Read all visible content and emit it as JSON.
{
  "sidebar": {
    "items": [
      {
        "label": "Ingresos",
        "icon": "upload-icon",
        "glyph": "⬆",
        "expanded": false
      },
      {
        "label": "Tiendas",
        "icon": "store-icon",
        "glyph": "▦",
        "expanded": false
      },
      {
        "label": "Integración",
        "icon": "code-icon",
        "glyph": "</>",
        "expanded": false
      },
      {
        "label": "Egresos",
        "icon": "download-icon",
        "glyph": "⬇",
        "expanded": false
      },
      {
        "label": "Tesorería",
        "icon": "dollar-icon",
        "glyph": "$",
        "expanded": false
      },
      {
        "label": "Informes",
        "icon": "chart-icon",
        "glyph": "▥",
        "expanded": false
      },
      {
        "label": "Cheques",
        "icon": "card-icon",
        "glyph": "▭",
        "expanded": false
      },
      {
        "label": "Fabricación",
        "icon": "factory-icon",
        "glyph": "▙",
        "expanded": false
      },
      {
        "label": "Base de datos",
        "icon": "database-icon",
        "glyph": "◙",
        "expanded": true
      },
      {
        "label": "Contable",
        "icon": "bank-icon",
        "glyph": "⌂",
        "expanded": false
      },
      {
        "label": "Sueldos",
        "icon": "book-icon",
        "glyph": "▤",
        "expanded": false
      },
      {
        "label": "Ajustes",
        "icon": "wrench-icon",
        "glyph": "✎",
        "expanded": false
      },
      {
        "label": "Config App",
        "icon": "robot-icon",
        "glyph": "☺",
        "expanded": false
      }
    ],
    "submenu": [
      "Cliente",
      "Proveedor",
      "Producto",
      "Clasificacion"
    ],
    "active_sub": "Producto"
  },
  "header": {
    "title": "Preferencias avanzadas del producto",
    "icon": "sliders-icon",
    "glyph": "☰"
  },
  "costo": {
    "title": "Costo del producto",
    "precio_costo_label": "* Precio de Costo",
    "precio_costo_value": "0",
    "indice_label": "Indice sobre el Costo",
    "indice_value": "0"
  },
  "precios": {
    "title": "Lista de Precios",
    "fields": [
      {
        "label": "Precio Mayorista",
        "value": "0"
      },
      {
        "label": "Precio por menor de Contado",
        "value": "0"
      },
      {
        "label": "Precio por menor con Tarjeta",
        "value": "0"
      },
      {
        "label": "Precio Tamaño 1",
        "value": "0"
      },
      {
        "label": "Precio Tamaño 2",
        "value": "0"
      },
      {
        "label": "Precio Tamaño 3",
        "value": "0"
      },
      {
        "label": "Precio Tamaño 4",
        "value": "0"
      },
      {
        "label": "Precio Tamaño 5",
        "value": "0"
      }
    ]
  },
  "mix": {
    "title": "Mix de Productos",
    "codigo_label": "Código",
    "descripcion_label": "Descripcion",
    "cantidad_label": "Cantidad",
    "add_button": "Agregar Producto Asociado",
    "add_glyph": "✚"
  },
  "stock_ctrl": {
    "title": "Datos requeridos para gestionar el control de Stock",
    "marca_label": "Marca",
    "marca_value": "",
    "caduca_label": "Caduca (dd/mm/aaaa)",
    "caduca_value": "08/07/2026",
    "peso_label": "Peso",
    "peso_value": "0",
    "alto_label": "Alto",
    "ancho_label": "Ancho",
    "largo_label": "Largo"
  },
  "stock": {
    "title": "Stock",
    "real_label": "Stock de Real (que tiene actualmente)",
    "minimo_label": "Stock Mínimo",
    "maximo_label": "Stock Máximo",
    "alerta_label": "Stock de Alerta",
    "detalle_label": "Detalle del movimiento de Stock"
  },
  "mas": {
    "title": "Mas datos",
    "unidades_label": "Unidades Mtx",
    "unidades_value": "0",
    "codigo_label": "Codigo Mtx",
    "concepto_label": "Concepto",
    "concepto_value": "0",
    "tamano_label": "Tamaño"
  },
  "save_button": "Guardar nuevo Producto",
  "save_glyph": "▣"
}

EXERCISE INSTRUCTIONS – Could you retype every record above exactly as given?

ANSWER BOX –
Read all visible content and emit it as JSON.
{
  "sidebar": {
    "items": [
      {
        "label": "Ingresos",
        "icon": "upload-icon",
        "glyph": "⬆",
        "expanded": false
      },
      {
        "label": "Tiendas",
        "icon": "store-icon",
        "glyph": "▦",
        "expanded": false
      },
      {
        "label": "Integración",
        "icon": "code-icon",
        "glyph": "</>",
        "expanded": false
      },
      {
        "label": "Egresos",
        "icon": "download-icon",
        "glyph": "⬇",
        "expanded": false
      },
      {
        "label": "Tesorería",
        "icon": "dollar-icon",
        "glyph": "$",
        "expanded": false
      },
      {
        "label": "Informes",
        "icon": "chart-icon",
        "glyph": "▥",
        "expanded": false
      },
      {
        "label": "Cheques",
        "icon": "card-icon",
        "glyph": "▭",
        "expanded": false
      },
      {
        "label": "Fabricación",
        "icon": "factory-icon",
        "glyph": "▙",
        "expanded": false
      },
      {
        "label": "Base de datos",
        "icon": "database-icon",
        "glyph": "◙",
        "expanded": true
      },
      {
        "label": "Contable",
        "icon": "bank-icon",
        "glyph": "⌂",
        "expanded": false
      },
      {
        "label": "Sueldos",
        "icon": "book-icon",
        "glyph": "▤",
        "expanded": false
      },
      {
        "label": "Ajustes",
        "icon": "wrench-icon",
        "glyph": "✎",
        "expanded": false
      },
      {
        "label": "Config App",
        "icon": "robot-icon",
        "glyph": "☺",
        "expanded": false
      }
    ],
    "submenu": [
      "Cliente",
      "Proveedor",
      "Producto",
      "Clasificacion"
    ],
    "active_sub": "Producto"
  },
  "header": {
    "title": "Preferencias avanzadas del producto",
    "icon": "sliders-icon",
    "glyph": "☰"
  },
  "costo": {
    "title": "Costo del producto",
    "precio_costo_label": "* Precio de Costo",
    "precio_costo_value": "0",
    "indice_label": "Indice sobre el Costo",
    "indice_value": "0"
  },
  "precios": {
    "title": "Lista de Precios",
    "fields": [
      {
        "label": "Precio Mayorista",
        "value": "0"
      },
      {
        "label": "Precio por menor de Contado",
        "value": "0"
      },
      {
        "label": "Precio por menor con Tarjeta",
        "value": "0"
      },
      {
        "label": "Precio Tamaño 1",
        "value": "0"
      },
      {
        "label": "Precio Tamaño 2",
        "value": "0"
      },
      {
        "label": "Precio Tamaño 3",
        "value": "0"
      },
      {
        "label": "Precio Tamaño 4",
        "value": "0"
      },
      {
        "label": "Precio Tamaño 5",
        "value": "0"
      }
    ]
  },
  "mix": {
    "title": "Mix de Productos",
    "codigo_label": "Código",
    "descripcion_label": "Descripcion",
    "cantidad_label": "Cantidad",
    "add_button": "Agregar Producto Asociado",
    "add_glyph": "✚"
  },
  "stock_ctrl": {
    "title": "Datos requeridos para gestionar el control de Stock",
    "marca_label": "Marca",
    "marca_value": "",
    "caduca_label": "Caduca (dd/mm/aaaa)",
    "caduca_value": "08/07/2026",
    "peso_label": "Peso",
    "peso_value": "0",
    "alto_label": "Alto",
    "ancho_label": "Ancho",
    "largo_label": "Largo"
  },
  "stock": {
    "title": "Stock",
    "real_label": "Stock de Real (que tiene actualmente)",
    "minimo_label": "Stock Mínimo",
    "maximo_label": "Stock Máximo",
    "alerta_label": "Stock de Alerta",
    "detalle_label": "Detalle del movimiento de Stock"
  },
  "mas": {
    "title": "Mas datos",
    "unidades_label": "Unidades Mtx",
    "unidades_value": "0",
    "codigo_label": "Codigo Mtx",
    "concepto_label": "Concepto",
    "concepto_value": "0",
    "tamano_label": "Tamaño"
  },
  "save_button": "Guardar nuevo Producto",
  "save_glyph": "▣"
}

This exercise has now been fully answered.